## What this task involves:
The reply should be one number: how many lines of the data below contain "name".

+ + +

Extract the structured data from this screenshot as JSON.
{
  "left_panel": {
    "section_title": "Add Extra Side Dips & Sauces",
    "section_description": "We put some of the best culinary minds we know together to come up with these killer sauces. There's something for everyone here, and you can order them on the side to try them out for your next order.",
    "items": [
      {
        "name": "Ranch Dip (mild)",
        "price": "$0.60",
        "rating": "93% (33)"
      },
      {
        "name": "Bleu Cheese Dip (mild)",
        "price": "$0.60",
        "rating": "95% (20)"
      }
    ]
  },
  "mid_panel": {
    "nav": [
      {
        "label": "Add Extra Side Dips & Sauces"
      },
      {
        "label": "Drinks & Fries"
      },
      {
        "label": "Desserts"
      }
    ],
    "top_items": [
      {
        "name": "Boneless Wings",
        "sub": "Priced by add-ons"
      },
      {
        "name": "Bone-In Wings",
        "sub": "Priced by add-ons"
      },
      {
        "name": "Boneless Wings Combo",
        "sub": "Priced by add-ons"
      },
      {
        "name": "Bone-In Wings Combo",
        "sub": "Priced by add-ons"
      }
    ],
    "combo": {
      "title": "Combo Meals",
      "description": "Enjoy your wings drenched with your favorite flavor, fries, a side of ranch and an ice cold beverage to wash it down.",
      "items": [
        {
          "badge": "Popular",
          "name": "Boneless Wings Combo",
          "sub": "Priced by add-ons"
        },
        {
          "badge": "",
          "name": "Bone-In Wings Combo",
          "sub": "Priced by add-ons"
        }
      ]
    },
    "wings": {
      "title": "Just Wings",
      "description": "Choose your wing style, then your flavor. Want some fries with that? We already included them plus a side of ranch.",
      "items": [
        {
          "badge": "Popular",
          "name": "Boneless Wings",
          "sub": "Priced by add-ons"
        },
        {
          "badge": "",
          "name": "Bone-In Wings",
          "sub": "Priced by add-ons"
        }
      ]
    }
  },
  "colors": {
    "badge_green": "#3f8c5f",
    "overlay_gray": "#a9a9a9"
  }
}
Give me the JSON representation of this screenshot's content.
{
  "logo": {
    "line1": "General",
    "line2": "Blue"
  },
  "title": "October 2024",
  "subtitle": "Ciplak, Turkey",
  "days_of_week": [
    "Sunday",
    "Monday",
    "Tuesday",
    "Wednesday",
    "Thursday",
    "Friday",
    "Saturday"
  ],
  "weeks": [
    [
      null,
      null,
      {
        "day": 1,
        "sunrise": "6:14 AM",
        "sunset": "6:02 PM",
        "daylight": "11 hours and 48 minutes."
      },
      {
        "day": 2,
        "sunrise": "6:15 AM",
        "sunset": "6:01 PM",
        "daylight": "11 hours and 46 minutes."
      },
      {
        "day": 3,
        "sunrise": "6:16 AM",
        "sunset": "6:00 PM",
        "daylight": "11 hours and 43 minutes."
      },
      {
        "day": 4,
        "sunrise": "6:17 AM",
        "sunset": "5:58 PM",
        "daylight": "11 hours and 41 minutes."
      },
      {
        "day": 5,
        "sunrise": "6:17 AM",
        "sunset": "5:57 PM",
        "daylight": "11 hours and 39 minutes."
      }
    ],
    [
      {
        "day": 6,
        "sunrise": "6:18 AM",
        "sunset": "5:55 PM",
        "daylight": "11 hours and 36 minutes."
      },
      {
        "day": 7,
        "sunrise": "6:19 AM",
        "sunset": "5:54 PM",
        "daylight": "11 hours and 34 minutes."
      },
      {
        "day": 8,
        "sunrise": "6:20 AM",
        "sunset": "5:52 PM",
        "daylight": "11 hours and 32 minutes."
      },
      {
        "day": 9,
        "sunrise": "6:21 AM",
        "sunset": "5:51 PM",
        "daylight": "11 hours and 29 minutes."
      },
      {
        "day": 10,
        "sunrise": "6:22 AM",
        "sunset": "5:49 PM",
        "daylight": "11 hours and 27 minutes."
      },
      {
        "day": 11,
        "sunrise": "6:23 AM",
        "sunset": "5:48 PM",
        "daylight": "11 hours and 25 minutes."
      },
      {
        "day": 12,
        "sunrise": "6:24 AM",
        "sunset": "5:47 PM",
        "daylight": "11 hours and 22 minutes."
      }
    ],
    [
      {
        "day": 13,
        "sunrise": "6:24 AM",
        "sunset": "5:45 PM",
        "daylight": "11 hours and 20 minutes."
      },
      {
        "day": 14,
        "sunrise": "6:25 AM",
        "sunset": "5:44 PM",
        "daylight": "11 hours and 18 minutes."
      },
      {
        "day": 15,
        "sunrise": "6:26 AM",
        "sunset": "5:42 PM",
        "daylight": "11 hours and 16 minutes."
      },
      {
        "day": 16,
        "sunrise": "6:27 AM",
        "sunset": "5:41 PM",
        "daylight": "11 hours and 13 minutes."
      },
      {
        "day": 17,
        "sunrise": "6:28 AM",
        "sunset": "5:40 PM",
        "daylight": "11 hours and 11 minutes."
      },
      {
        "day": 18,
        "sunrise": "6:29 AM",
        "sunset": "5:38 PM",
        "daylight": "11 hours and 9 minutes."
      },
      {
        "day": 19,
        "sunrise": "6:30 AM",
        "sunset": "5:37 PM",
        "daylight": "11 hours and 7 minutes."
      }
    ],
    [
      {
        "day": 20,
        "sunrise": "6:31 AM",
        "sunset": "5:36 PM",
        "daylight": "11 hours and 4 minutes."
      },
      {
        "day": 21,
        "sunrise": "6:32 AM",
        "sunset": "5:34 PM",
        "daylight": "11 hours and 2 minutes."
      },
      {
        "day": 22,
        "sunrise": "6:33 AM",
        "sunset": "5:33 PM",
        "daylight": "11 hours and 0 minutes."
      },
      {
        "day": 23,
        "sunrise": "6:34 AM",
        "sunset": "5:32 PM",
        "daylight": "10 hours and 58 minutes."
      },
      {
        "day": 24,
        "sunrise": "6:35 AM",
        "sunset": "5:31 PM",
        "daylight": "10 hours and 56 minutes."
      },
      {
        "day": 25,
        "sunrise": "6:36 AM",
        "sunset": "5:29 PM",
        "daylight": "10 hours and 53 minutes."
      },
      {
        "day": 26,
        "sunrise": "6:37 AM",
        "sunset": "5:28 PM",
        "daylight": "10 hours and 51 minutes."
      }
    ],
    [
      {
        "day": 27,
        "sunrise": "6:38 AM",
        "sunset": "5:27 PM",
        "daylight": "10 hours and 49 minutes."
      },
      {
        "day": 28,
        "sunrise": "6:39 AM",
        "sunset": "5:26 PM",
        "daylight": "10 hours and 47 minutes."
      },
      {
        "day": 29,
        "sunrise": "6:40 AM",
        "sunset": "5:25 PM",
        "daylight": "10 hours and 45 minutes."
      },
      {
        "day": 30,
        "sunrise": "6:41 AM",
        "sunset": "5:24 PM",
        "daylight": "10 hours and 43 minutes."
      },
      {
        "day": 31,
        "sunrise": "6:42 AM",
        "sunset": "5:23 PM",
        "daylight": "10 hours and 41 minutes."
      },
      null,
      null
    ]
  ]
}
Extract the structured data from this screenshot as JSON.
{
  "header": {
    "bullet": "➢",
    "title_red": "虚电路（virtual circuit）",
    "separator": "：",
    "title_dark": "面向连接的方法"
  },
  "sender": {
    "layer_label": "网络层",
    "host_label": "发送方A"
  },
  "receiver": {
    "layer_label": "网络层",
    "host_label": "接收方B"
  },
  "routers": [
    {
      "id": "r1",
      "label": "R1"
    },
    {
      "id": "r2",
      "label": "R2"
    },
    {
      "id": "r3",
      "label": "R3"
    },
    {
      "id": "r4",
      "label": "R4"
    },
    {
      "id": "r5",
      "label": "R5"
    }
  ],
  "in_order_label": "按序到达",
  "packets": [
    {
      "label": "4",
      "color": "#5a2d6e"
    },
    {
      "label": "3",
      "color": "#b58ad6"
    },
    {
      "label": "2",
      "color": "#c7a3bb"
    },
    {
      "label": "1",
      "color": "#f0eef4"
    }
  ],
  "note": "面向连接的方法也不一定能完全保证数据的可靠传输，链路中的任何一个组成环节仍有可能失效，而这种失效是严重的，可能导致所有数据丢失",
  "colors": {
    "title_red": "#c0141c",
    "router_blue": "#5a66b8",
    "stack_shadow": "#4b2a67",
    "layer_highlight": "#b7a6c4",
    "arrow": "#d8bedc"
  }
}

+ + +

## Problem solution:
10